“If that’s the concession that you’re making as a coach, that you think some of your players have checked out and you are responsible for getting the players up every week, I think it becomes very difficult for the club to say: ‘You ‘re the man going forward’.”

McVeigh remains in the running for the full-time job next season, reportedly alongside four-time premiership coach Alastair Clarkson, Melbourne’s Adem Yze and Richmond’s Adam Kingsley.

Fellow panelist and former Collingwood coach Nathan Buckley said he admired McVeigh’s honesty.

“That’s the first time I’ve heard those comments,” he said.

“That’s as honest as you can get.

GWS Giants press conference | 10:43

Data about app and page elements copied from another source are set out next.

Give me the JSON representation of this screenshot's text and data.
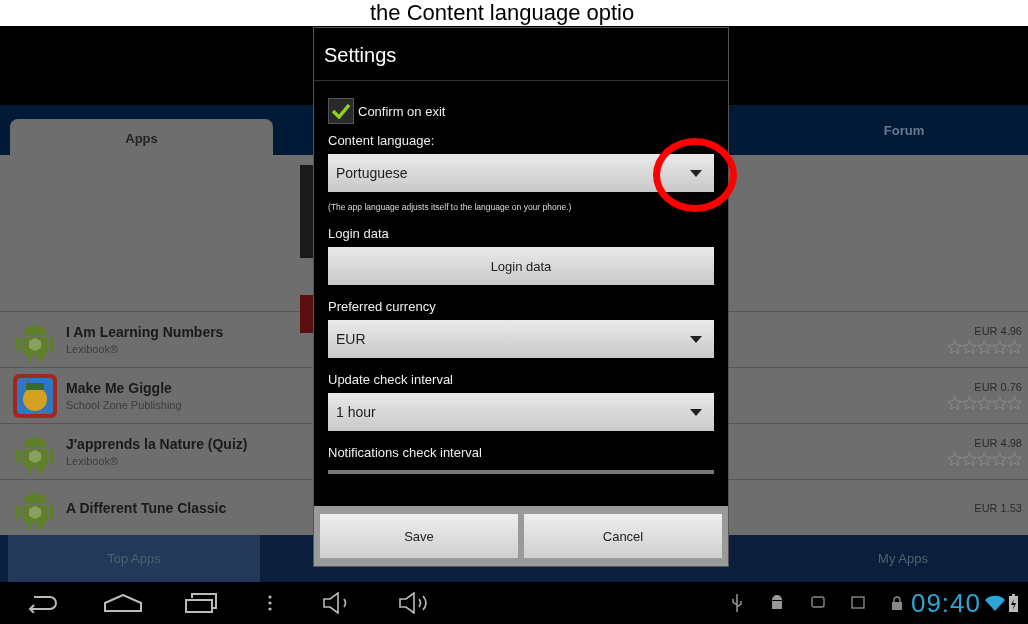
{
  "caption": "the Content language optio",
  "tabs": [
    {
      "label": "Apps",
      "selected": true
    },
    {
      "label": "Forum",
      "selected": false
    }
  ],
  "apps": [
    {
      "name": "I Am Learning Numbers",
      "publisher": "Lexibook®",
      "price": "EUR 4.96",
      "stars": 0,
      "kind": "android"
    },
    {
      "name": "Make Me Giggle",
      "publisher": "School Zone Publishing",
      "price": "EUR 0.76",
      "stars": 0,
      "kind": "picture"
    },
    {
      "name": "J'apprends la Nature (Quiz)",
      "publisher": "Lexibook®",
      "price": "EUR 4.98",
      "stars": 0,
      "kind": "android"
    },
    {
      "name": "A Different Tune Classic",
      "price": "EUR 1.53",
      "kind": "android"
    }
  ],
  "bottom_tabs": [
    {
      "label": "Top Apps",
      "selected": true
    },
    {
      "label": "My Apps",
      "selected": false
    }
  ],
  "dialog": {
    "title": "Settings",
    "confirm_on_exit": {
      "label": "Confirm on exit",
      "checked": true
    },
    "content_language": {
      "label": "Content language:",
      "value": "Portuguese",
      "note": "(The app language adjusts itself to the language on your phone.)",
      "highlighted": true
    },
    "login": {
      "label": "Login data",
      "button": "Login data"
    },
    "currency": {
      "label": "Preferred currency",
      "value": "EUR"
    },
    "update_interval": {
      "label": "Update check interval",
      "value": "1 hour"
    },
    "notifications_interval": {
      "label": "Notifications check interval"
    },
    "buttons": [
      "Save",
      "Cancel"
    ]
  },
  "status_bar": {
    "time": "09:40"
  }
}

“That comment… I love to see that because that is absolutely honest. If that’s his opinion of him, and you’ve got to take that at face value, it’s a real challenge.

The Giants were smashed in all the stats that mattered, down -117 in disposals, -33 in inside 50s and -24 in tackles – including laying just six inside 50 for the match.

Riewoldt said the result isn’t a direct reflection on McVeigh’s ability as a coach, but raised questions about his connection with the players.

“It doesn’t mean that he can’t coach. But the ability to get this group up … how can the Giants, if they think the players have checked out under his coaching, how can they have confidence to make that appointment?” Riewoldt said.

“I think it puts them in a really difficult position to go and appoint him after that.”

Buckley said he now wanted to see what sort of response the Giants players had in the clash with Essendon.

why? Preuss FLATTENS Rowbottom | 00:23

“The next couple of weeks will be what tells you about Mark McVeigh’s bona fides as a coach and his connection with those players because they will respond to that? Because there’s always something to play for,” he said.

“The response is going to say more than the comment.”

Earlier this month, McVeigh confirmed he would enter the race to become the Giants coach for 2023 and beyond.

(The club hierarchy) have been very open with me and terrific, they’ve been amazing and they’ve supported me,” he said.

“There are other coaches that they’ll be talking to, which is absolutely right (to do), and I’m just another one of those that are trying to win the role.

“I certainly know where it sits and I’m very clear on the approach going forward.”

GWS will face Essendon, the Western Bulldogs and Fremantle in the final three rounds.